Yes, frameworks are terrible. At least that’s the case in the two domains I’m most familiar with: web and infrastructure. In the web camp you have ember.js, angular.js, ext.js, etc. which butcher JavaScript and then put it back together in a way that is completely unrecognizable. In the infrastructure camp you have ansible, chef, puppet, etc. All of those are also equally terrible especially puppet which takes Ruby and layers some kind of pseudo graph model on top using its own cute little DSL. Some people claim great productivity boosts with frameworks but if you look carefully it turns out for every productivity claim there is a counterclaim about all sorts of headaches and lost hours.

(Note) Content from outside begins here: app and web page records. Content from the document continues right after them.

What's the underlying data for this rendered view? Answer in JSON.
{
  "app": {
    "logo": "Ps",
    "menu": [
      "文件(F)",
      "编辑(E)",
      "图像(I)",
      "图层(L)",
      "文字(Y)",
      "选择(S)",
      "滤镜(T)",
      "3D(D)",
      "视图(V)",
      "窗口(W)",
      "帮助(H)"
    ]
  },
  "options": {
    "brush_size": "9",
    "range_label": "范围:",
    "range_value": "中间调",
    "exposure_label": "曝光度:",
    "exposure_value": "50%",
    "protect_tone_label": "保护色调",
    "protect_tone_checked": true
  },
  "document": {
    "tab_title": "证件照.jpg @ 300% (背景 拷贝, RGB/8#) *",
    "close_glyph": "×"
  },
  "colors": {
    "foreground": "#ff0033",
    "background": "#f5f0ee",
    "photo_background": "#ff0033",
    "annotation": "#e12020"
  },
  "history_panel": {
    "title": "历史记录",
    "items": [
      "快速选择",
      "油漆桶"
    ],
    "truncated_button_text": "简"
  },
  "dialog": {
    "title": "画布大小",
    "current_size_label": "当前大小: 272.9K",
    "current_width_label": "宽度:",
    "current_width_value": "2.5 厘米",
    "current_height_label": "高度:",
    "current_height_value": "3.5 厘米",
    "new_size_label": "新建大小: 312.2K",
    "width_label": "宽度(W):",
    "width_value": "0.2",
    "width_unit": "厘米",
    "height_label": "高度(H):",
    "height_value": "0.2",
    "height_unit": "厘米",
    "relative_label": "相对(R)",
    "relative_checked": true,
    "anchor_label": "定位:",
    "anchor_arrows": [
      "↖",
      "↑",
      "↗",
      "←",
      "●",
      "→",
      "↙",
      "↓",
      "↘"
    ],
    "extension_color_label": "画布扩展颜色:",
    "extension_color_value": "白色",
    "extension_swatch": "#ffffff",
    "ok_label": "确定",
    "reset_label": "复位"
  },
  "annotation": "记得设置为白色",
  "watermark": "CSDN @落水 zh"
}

Continue reading

simple in-memory store with consistent reads

Problem Statement

Suppose you want to write a simple in-memory JSON store with an equally simple socket based protocol. You want this in-memory store to support parallel and consistent reads. By “parallel reads” what I mean is if 10 clients request to read data from the store then no client should be blocking any other client. By “consistent reads” what I mean is when a client requests some data from the store there is absolutely no way that client gets half of the data before a write and half of it after a write and there is also some kind of ordering for reads and writes. In other words, if we have an array “[1,2,3,4]” that corresponds to the key “ints” in our JSON store then the following sequence of events is impossible: Continue reading

job description boilerplate

During my job search I came across a lot of job descriptions that were just a waste of space. The same amount of words could have been used to describe the taste of packaged tuna and if you could have cloned yourself then the version of you that read about the taste of packaged tuna would have come out ahead in terms of being a better person. But I’m never one to just criticize so here’s a concrete example of what a technology company’s job description should look like:

At our core we are a technology company. We move fast but we do not break things. Continue reading

enforcing invariants with singleton classes and method redefinitions

If you play around with Ruby long enough you start to notice that Ruby programmers overall tend to prefer small domain specific libraries, Ruby on Rails notwithstanding. There are many good reasons for this kind of approach from a software engineering perspective but the biggest reason is that Ruby makes it extremely easy by providing the right kind of metaprogramming facilities. Continue reading